Brief:
Every line of the listing that contains the word "Requests" is to be copied out.

Records shown:

-=-=-=-=-

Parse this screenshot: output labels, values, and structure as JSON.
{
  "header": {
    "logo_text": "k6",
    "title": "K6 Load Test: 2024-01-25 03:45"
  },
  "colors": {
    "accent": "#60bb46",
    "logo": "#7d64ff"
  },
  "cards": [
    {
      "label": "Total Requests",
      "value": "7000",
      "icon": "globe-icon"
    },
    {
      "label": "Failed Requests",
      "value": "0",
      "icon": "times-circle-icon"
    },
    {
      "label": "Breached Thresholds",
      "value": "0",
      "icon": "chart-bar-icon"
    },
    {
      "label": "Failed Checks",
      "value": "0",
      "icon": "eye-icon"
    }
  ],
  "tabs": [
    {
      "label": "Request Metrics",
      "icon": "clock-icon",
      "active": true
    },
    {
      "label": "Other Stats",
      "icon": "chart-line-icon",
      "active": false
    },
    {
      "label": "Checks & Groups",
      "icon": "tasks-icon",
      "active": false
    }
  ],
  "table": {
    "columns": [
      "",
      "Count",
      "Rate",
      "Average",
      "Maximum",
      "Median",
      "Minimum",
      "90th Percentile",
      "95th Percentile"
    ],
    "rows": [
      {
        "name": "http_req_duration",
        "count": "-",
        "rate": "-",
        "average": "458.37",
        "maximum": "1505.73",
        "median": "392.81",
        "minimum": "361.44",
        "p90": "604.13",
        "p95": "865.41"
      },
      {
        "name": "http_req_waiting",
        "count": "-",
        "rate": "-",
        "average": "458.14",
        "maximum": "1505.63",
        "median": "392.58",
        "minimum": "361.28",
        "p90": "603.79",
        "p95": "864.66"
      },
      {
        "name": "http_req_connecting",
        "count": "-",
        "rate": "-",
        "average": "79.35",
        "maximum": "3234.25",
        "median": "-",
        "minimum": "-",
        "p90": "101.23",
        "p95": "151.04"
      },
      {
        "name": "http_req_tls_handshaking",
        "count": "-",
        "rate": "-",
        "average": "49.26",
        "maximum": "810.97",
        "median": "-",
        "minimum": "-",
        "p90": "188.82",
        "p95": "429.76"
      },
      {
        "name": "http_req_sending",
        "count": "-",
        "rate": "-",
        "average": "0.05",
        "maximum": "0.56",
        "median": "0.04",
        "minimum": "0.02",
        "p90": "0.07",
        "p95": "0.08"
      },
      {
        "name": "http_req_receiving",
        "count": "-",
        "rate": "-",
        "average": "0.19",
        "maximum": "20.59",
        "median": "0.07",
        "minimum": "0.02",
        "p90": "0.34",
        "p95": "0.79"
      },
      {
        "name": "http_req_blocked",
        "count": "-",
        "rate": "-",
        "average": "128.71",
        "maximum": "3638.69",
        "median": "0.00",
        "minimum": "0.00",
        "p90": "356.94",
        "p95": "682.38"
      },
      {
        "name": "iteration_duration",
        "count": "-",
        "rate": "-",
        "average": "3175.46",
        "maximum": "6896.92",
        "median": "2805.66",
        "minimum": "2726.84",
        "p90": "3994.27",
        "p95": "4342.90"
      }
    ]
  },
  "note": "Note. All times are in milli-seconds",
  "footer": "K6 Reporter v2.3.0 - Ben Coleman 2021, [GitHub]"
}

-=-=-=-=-

Solution:
      "label": "Total Requests",
      "label": "Failed Requests",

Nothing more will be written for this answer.